A jaunt to the Meadow Street area was also suggested where the New Fleece Inn, Royal Consort and Army and Navy still remain. The Meadow Arms which spent its final years, as Mister Pickwick’s, is a derelict ruin and its neighbour the Clover Inn is now home to students.

There is no trace of the Hyde Park Inn on St Paul’s Road closed in 1996 and the Stone Cottage, later known as Chadwicks, was long since converted to apartments. The nearby Windsor Castle, Red Rose Inn formerly the Edinburgh Castle, and the old Stephenson’s Arms, later trading as Churchill’s, have long since put up the shutters.

One suggestion was a trip along London Road although the Rosebud had been knocked down in 1988 you could still wet your whistle at the Cheethams Arms, William IV, Greyhound Hotel, Shawes Arms and over the river to the Bridge Inn. Not so these days the Bridge Inn has become a nursery the same fate as the Bridge Inn at Penwortham, the Shawes Arms is in need of restoration, the Greyhound became an Egyptian restaurant in 2012, the William IV closed in 2009 and there is no trace of the Cheethams Arms.

New Hall Lane was another proposal for a pub crawl ending up at the Hesketh Arms by the Preston Cemetery gates. Back in late Victorian days the lane had 15 public houses and 30 years ago the Queen Adelaide, New Hall Lane Tavern, Birley Arms, Belle Vue and Acregate were all still serving ale. All gone now except the Hesketh Arms, on the site of the Princess Alexandra is a newly built Polish store, a solicitor’s now occupy the revamped Birley Arms building and the Belle Vue closed in 2014 is nowadays a grocery store called Maya Delikatesy .

Alternatively the almost parallel Ribbleton Lane was a 1990s pub crawl option beginning at the County Arms with the Fox and Grapes, Derby Inn, Skeffington Arms and Old England all having survived the slum clearance days, as had the nearby Cemetery Hotel. Yet again you would be struggling to quench your thirst nowadays.

Students trekking along Fylde Road and Watery Lane heading towards the docks and the riverside at Avenham had plenty of choice, especially if they meandered off the beaten track. The Hogshead - now the Guild, Watering Trough, Princess Alexander, Doctor Syntax, Fylde Tavern, Wheatsheaf, Grand Junction, Wellington Hotel up Tulketh Road, New Ship Inn and Ribble Pilot and Waterfront on the dock basin. Broadgate then beckoned with the Ribbleside Inn, Cricketers Arms, West End Tavern and the Continental ahead.

The Mitre Tavern

The Fylde Tavern closed in 2011, both the Watering Trough, closed in 2002, and the Princess Alexander are home for students and the Doctor Syntax became a Chinese restaurant in 2009. Only the Guild, Wheatsheaf, Grand Junction, Wellington, Ribble Pilot and Continental survive with the Waterfront, rebranded as Baffitos, a recent casualty.

The Bow Lane and Marsh Lane area also had temptations for tipplers with the Kendal Castle, Springfield Inn, Oak Tree Inn, Fox & Duck in Croft Street and Neptune on Strand Road.

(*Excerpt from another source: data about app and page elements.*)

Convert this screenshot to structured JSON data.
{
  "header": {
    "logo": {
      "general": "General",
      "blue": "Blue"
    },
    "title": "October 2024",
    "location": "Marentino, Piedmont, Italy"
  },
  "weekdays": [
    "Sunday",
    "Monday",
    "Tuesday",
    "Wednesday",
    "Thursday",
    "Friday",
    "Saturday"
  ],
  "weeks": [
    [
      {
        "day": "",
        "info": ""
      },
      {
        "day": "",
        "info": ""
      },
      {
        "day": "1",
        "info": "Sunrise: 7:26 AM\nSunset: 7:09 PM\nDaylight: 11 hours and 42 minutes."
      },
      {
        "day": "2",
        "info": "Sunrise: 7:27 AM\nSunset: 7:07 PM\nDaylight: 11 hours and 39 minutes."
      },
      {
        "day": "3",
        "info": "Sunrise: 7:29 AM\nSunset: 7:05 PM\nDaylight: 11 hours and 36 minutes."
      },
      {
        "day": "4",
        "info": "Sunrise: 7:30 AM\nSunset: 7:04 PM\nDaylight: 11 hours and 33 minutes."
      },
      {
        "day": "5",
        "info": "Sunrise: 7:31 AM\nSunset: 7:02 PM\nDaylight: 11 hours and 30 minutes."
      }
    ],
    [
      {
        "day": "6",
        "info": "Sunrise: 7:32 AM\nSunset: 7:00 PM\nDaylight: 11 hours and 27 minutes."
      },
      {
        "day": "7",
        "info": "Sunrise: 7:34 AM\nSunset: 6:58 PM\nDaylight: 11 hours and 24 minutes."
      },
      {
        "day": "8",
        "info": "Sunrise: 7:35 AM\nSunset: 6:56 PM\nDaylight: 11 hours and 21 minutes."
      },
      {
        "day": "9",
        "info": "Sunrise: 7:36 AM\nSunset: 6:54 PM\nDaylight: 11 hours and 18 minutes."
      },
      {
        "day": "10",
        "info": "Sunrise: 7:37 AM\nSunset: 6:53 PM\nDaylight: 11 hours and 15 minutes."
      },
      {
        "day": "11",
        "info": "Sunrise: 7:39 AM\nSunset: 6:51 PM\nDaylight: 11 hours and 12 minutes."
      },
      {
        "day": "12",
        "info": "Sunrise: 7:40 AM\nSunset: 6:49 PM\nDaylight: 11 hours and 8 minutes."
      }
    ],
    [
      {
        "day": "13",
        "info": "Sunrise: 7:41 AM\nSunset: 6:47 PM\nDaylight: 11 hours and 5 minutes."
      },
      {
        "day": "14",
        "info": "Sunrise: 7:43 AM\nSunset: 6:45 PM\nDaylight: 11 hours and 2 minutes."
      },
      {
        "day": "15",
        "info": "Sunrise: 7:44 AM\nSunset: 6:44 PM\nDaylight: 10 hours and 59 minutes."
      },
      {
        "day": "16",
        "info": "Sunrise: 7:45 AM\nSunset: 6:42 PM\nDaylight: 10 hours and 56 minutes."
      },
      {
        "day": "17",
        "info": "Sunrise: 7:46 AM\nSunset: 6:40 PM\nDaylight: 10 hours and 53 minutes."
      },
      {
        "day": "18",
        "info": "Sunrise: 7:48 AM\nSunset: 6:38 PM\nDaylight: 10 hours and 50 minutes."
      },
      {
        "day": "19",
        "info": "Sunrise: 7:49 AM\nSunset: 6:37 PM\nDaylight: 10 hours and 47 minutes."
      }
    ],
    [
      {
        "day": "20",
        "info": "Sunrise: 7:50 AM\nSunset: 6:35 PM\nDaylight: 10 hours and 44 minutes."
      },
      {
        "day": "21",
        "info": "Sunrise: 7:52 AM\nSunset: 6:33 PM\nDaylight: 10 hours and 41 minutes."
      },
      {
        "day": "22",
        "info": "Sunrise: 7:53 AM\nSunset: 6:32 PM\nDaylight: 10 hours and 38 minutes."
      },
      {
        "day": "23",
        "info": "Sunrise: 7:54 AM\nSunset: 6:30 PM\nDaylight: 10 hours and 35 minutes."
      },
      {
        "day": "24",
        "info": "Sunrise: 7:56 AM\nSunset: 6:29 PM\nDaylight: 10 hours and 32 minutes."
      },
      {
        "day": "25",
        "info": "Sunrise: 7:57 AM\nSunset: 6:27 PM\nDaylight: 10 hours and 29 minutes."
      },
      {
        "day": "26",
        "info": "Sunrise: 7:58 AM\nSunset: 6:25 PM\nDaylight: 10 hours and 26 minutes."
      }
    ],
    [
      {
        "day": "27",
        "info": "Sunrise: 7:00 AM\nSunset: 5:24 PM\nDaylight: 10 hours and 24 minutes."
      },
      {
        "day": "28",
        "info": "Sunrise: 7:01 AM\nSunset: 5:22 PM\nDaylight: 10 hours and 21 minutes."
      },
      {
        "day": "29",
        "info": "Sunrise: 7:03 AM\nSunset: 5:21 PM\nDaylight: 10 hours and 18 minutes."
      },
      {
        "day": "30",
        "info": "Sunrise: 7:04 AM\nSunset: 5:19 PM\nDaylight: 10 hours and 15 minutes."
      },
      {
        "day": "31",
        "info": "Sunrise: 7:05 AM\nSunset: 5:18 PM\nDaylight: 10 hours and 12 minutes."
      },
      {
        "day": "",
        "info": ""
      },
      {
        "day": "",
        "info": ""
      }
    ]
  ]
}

All gone now, the Kendal Castle being the last to close in 2008.

On the outskirts of town the Weavers Arms, a reminder of Courtaulds days, was short lived closing in 1992, but the Fulwood and Railway at Gamull still prospers. The Savick Hotel on West Park Avenue and the Cotty Brook on Lea Road have been knocked down, a fate shared with the Falkland Heroes at Tanterton, the Brookfield Arms and the Plough on Blackpool Road which closed in 1998. The residents of Fulwood welcomed the Sherwood and the Anderton Arms has proved to be another welcoming inn.

The Lane Ends at Ashton continues to thrive being extended in recent years, the John O’ Gaunt in Ingol, closed in 2014, is now a nursery, but the Ancient Oak at Cottam and the Guild Merchant In Ingol have compensated for that loss.

The Withy Trees on Lytham Road is the latest casualty, the Black Bull on Garstang Road, the Phantom Winger and the Broughton Inn, after days as Burlingtons, Trader Jacks and the Shuttleworth Arms, are still trading, although the Golden Ball at the Broughton crossroads is no more.

The Fighting Cock
Royal Oak